Thanks, Man U, for bidding on Cesc for us.
I couldn't be happier to hear that Man U have put in a bid of £26m for Cesc Fàbregas. In fact, this might be some of the best news of the silly season, as far as I'm concerned. As scary as it might have initially been to hear that another club is bidding for him, this sets in motion a number of wheels, all of which are turning for us. Let's remember that
I couldn’t be happier to hear that Man U have put in a bid of £26m for Cesc Fàbregas. In fact, this might be some of the best news of the silly season, as far as I’m concerned. As scary as it might have initially been to hear that another club is bidding for him, this sets in motion a number of wheels, all of which are turning for us.
Let’s remember that Cesc holds a special emotional appeal for Gooners and we should be careful of investing too much of our emotional energy into hoping for his return. Having said that, it’s intriguing to consider the possibilities. It’s all very pie-in-the-sky, but it’s a lot more fun than pondering Suarez’s candidacy.
We’ve previously looked at whether or not to pursue Cesc and pondered the rising Spanish Armada at Arsenal, but Man U’s apparent bid is the first time in a while that the possibility of Cesc’s return has taken on any life.
First,let’s deal with the cold, hard cash element. Since 2011 (the first year that FFP regulations apply) and including the current transfer window, Man U is a full -£92m in transfer revenues over the last three seasons, and Barcelona is in similarly bad shape at -£81.5m. Arsenal sits on a tidy positive balance of £17.8m.
Barcelona’s debt is fueled in large part by its signing of Neymar, so they will have to start looking for other ways to trim that deficit.

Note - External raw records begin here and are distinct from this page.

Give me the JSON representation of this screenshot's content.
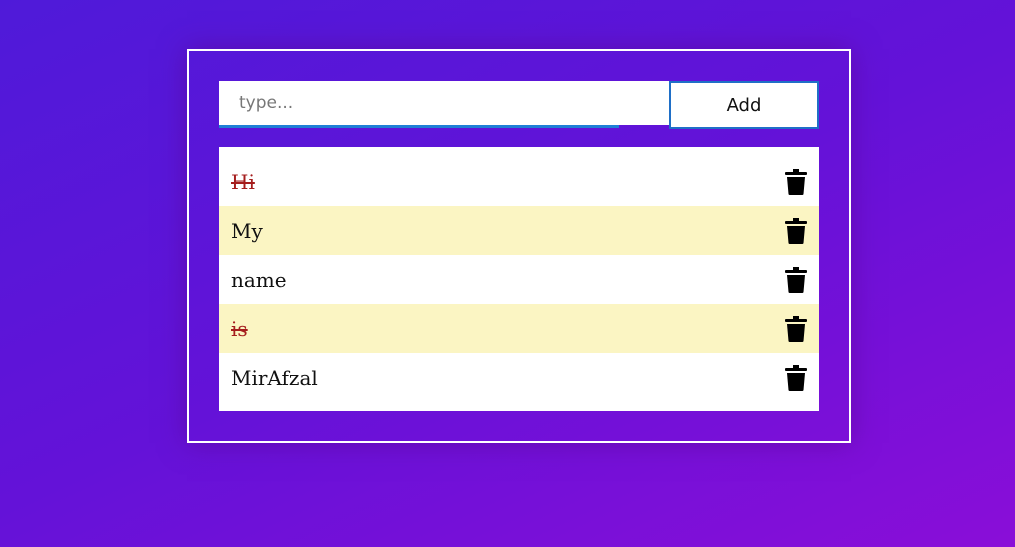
{
  "input": {
    "value": "",
    "placeholder": "type..."
  },
  "add_button": {
    "label": "Add"
  },
  "items": [
    {
      "text": "Hi",
      "done": true,
      "icon": "trash-icon"
    },
    {
      "text": "My",
      "done": false,
      "icon": "trash-icon"
    },
    {
      "text": "name",
      "done": false,
      "icon": "trash-icon"
    },
    {
      "text": "is",
      "done": true,
      "icon": "trash-icon"
    },
    {
      "text": "MirAfzal",
      "done": false,
      "icon": "trash-icon"
    }
  ],
  "colors": {
    "background_start": "#4f1ad9",
    "background_end": "#8a0ed8",
    "accent": "#1f7fd6",
    "alt_row": "#fbf5c3",
    "done_text": "#a51d1d"
  }
}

They’ve already let Thiago Alcantara and David Villa leave for pennies on the dollar, and they’ve resigned Sergio Busquets to a new contract with a buy-out clause of some £130m. In other words, they continue to bleed out faster than a stuck pig.
Man U is in similarly dire straits, having splashed out £27m on van Persie last year and a combined £50.5m on de Gea, Jones, and Young in 2011, and being linked with Ronaldo for some astronomically ludicrous (or is it ludicrously astronomic?) sum. The best they can offer for Cesc is £26m?
Yes, this is a low-ball bid to test the waters and so on, but it also indicates a certain trepidation from Old Trafford. Yes, they won the Premier League last year, but it was with a team widely regarded as among Ferguson’s weakest in years. With new manager Moyes, you might expect some new signings to bolster the squad and steady the ship—but there’s been little news other than some murmurs about Lewandowski and Baines, and now this bit with Cesc.
Enter Arsenal, stage right.
When Cesc left, Arsène was cagey enough to have reportedly inserted a few clauses: a right of first-refusal, a 50% sell-on clause, and a buy-back of around £25m. If Man U is serious about this bid, then, they haven’t exceeded that buy-back clause. If Barcelona is desperate enough to accept the bid, we get to activate the first-refusal and take Cesc back. I don’t see the £25m bid getting anywhere, though, not for a player valued at upwards of £40m.
A team in Barcelona’s financial straits is not about to sell him at less than his value, especially while knowing that we’ll get half of whatever they’d get for him. Could they really sell him on to Man U, getting only £12.5 out of it—getting just a fraction of his value while taking a £20m loss on what they paid for him two years ago? Not likely. Let’s step in and match Man U’s bid straight up: £25m. In order to better our bid, Man U would have to double that and then some for their bid to be more attractive than ours. Long story short, Arsène holds all of the cards, at least for now.
Having dealt with the grubby financials, let’s deal with other, warmer, sentimental issues. Cesc has had a chance to win silverware with his boyhood club. He’s gotten a chance to play for Pep. However, it must be a little frustrating for him to have to squeeze onto the pitch here, there, and everywhere. With Neymar’s arrival, the midfield will get just a bit more crowded, and Cesc can see how the club responds to Man U’s offer to see just how much he’s wanted at the Camp Nou. If he’s at all dissatisfied or disappointed, he can glance at London and see that his son is there for school, remember his familiar haunts, and, of course, lock eyes with Arsène.
Yes, yes, I’m sure van Persie has whispered to him, trying to lure him to Old Trafford. If he goes there, he’s “Vanchester’s” second-fiddle. If he comes back to Ashburton Grove, he’s instantly and unquestionably the most-beloved and adored player on the squad—with little complaints from anyone else. How much better would Giroud or Walcott or Podolski be with through-balls from Cesc? It’s almost too much to imagine. As exciting as it’s been to wonder about Higuaín or Rooney, I might just lose my mind if talk around Cesc heats up.
Having said all of that, I must say, thank you, Man U, for nudging this dream just a little closer to reality.